LSUHSC Department of Otolaryngology – Head and Neck Surgery2
This video demonstrates the procedure for use of firberoptic flexible laryngoscopy. The preoperative steps and recommendations for use of flexible laryngoscopy are outlined. Followed by a visual demonstration of insertion of the laryngoscope along with outlining pertinent landmarks encountered during this procedure.
The physician may position themselves either in front of or towards the side of the patient before inserting the flexible laryngoscope. The patient is position with their chin tilted upwards. The laryngoscope is advanced along the floor of the nose. In cases of septal deviation or large inferior turbinate, the laryngoscope may be advanced above the inferior turbinate.
The physician will then evaluate the nasal chamber for any abnormalities as the laryngoscope is advanced into the nasopharynx and then further for access to the larynx. More maneuvers may be performed to better visualize the features of the larynx.
As the laryngoscope is withdrawn other areas of the hypopharynx and nasopharynx may be viewed.
Direct laryngoscopy can be performed using a flexible fiberoptic camera to evaluate the gross appearance of the nasopharynx, oropharynx, and laryngopharynx. This procedure is deemed medically necessary during the following:
• Assessing the progression of treatment for aerodigestive tract disorders.
• Screening the upper aerodigestive tract for tumor recurrence.
• Monitoring the growth of identified lesions.
• Evaluation of vocal cord function following surgery.
Before insertion of the flexible laryngoscope a local anesthetic and a decongestant is applied through the nasal passage to numb the area of insertion.
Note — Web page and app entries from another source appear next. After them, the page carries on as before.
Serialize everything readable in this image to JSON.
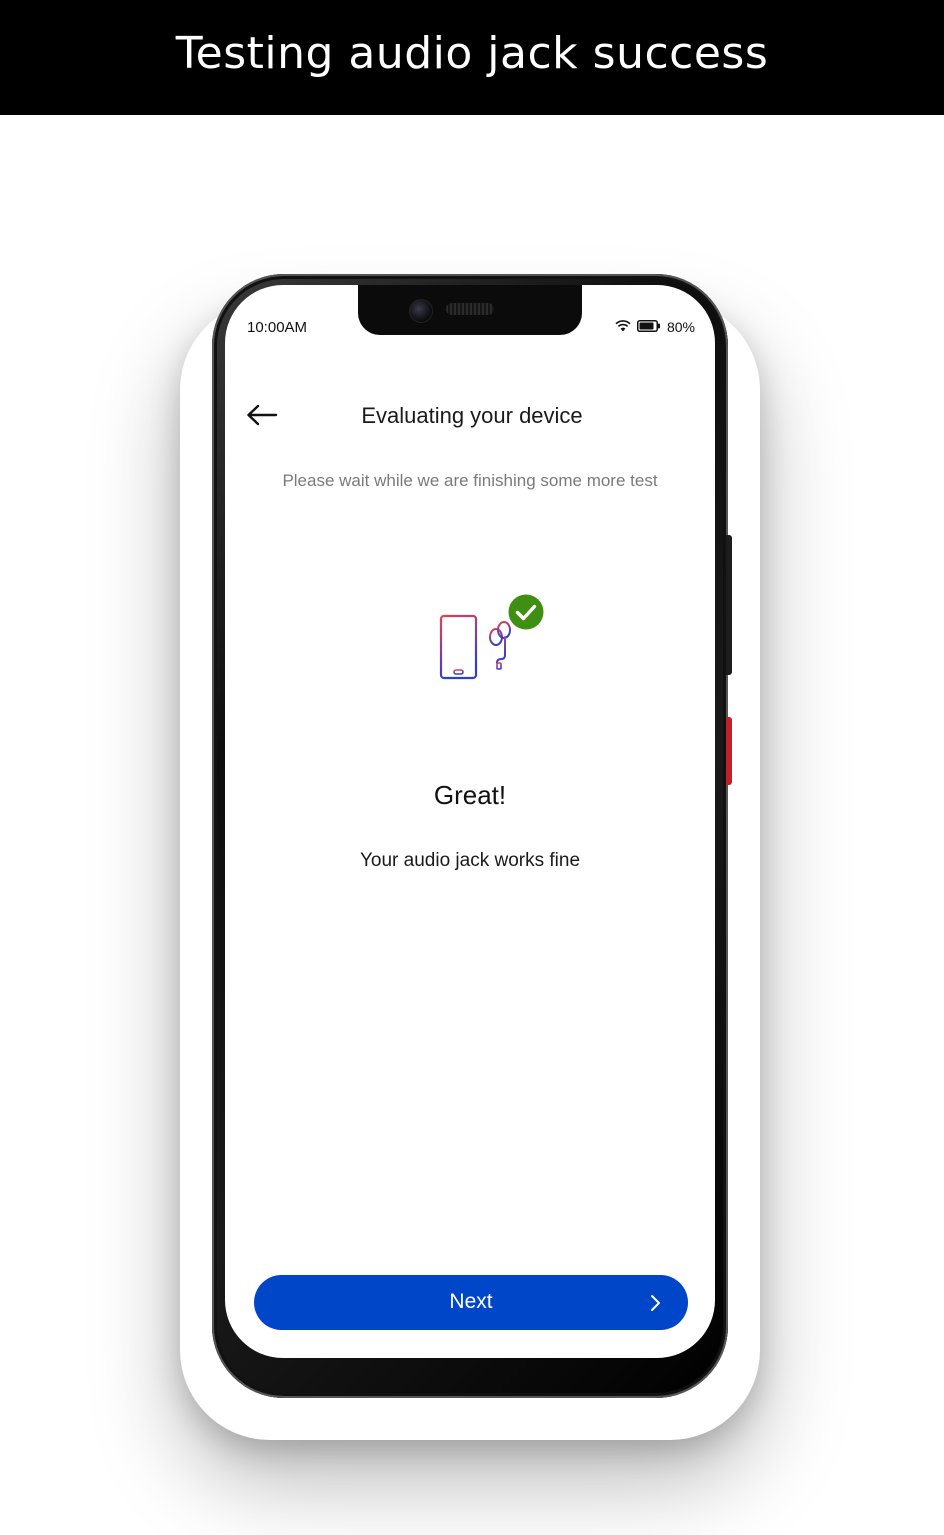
{
  "banner": {
    "title": "Testing audio jack success"
  },
  "status_bar": {
    "time": "10:00AM",
    "battery": "80%",
    "icons": [
      "wifi-icon",
      "battery-icon"
    ]
  },
  "header": {
    "back_icon": "back-arrow-icon",
    "title": "Evaluating your device"
  },
  "subtitle": "Please wait while we are finishing some more test",
  "illustration": {
    "icons": [
      "phone-icon",
      "earphones-icon",
      "check-badge-icon"
    ]
  },
  "result": {
    "heading": "Great!",
    "message": "Your audio jack works fine"
  },
  "next_button": {
    "label": "Next",
    "icon": "chevron-right-icon"
  },
  "colors": {
    "primary": "#0046c8",
    "success": "#3f8f12",
    "icon_gradient_start": "#e8404e",
    "icon_gradient_end": "#2c3fd0",
    "banner_bg": "#000000"
  }
}
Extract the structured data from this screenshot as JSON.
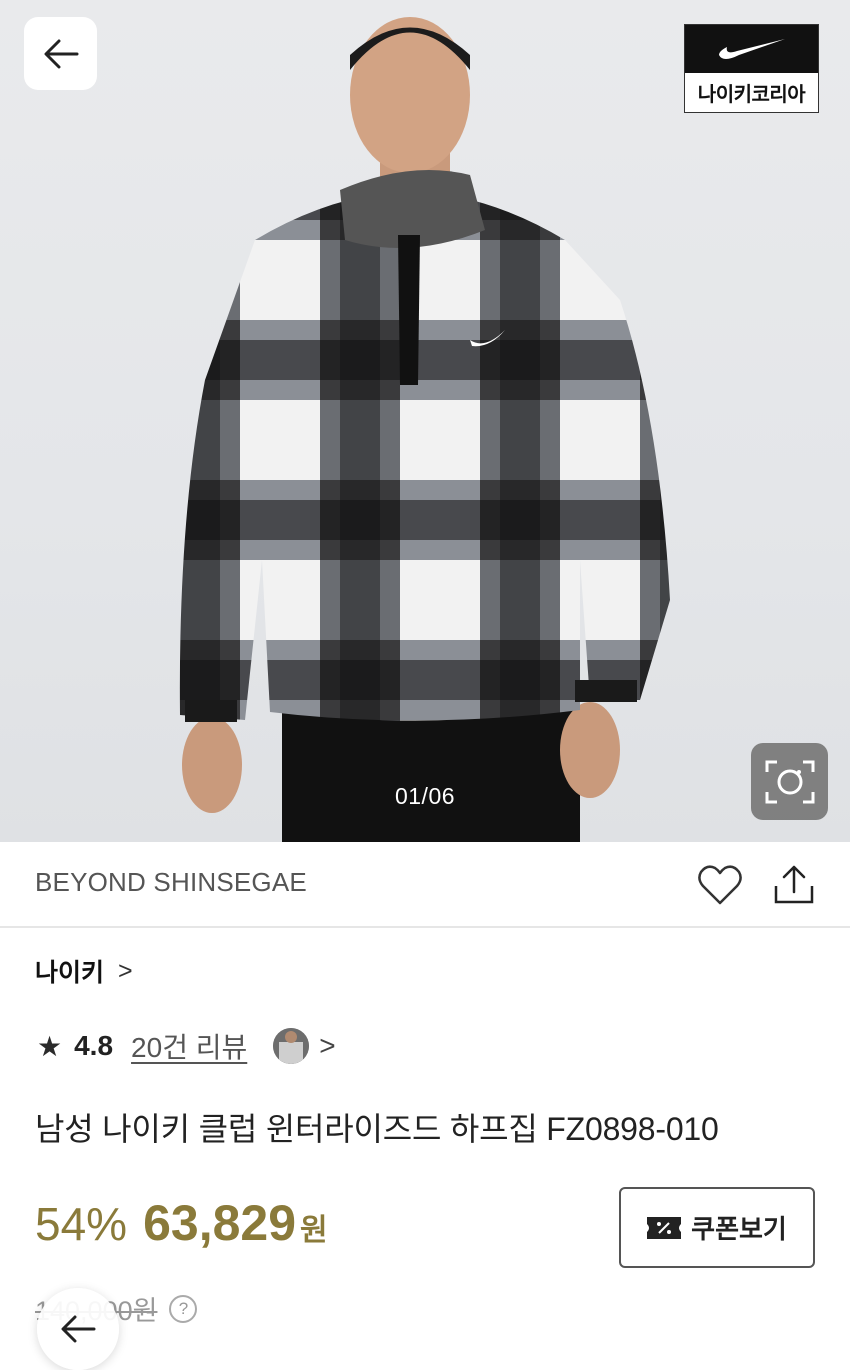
{
  "hero": {
    "counter": "01/06",
    "brand_badge_text": "나이키코리아"
  },
  "store": {
    "name": "BEYOND SHINSEGAE"
  },
  "brand": {
    "name": "나이키",
    "chevron": ">"
  },
  "rating": {
    "star": "★",
    "score": "4.8",
    "reviews": "20건 리뷰",
    "chevron": ">"
  },
  "product": {
    "title": "남성 나이키 클럽 윈터라이즈드 하프집 FZ0898-010",
    "discount": "54%",
    "price": "63,829",
    "currency": "원",
    "original_price": "140,000원",
    "help": "?"
  },
  "coupon": {
    "label": "쿠폰보기"
  },
  "colors": {
    "accent_gold": "#8a7a3a"
  }
}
To avoid startling, the patient is warned you will be spraying liquid into their nose that may cause irritation. To anesthetize the pathway, the spray should be directed posteriorly and parallel to the floor of the nasopharynx. The applied spray may take several minutes to take effect.
As the laryngoscope is inserted, the size and condition of the nasal septum and turbinates are evaluated. As the laryngoscope is inserted past the soft palate the vocals folds and epiglottis are inspected for any polyps, nodules, leukoplakia, or any other abnormal findings. To exam the base of the tongue and valiculi the patient is instructed to stick out their tongue. The patient may be asked to phonate “EEE” to evaluate complete abduction and adduction of the vocal folds. The patient can be asked to “puff out” their cheeks to inspect the piriform sinuses. During the withdrawal of the laryngoscope other areas of the hypopharynx are inspected such as in cases of sleep apnea. Superiorly the nasopharynx may be inspected to visualize the adenoids and eustachian tube.
Larygoscopy is a commonly done procedure and injuries are highly uncommon. However, risks from this procedure include: nasal irritation, bleeding, infections, and reaction to anesthesia.
This is done on an outpatient basis and performed as part of the physical exam. Recovery time from this procedure is minimal. This procedure should take approximately 3 to 5 minutes. The effects of the anesthesia should last only a few hours.
Average Rating: 5.0 out of 5 (1 votes)
Great example, well done for the ‘patient’ volunteer! Really helped me to understand the procedure.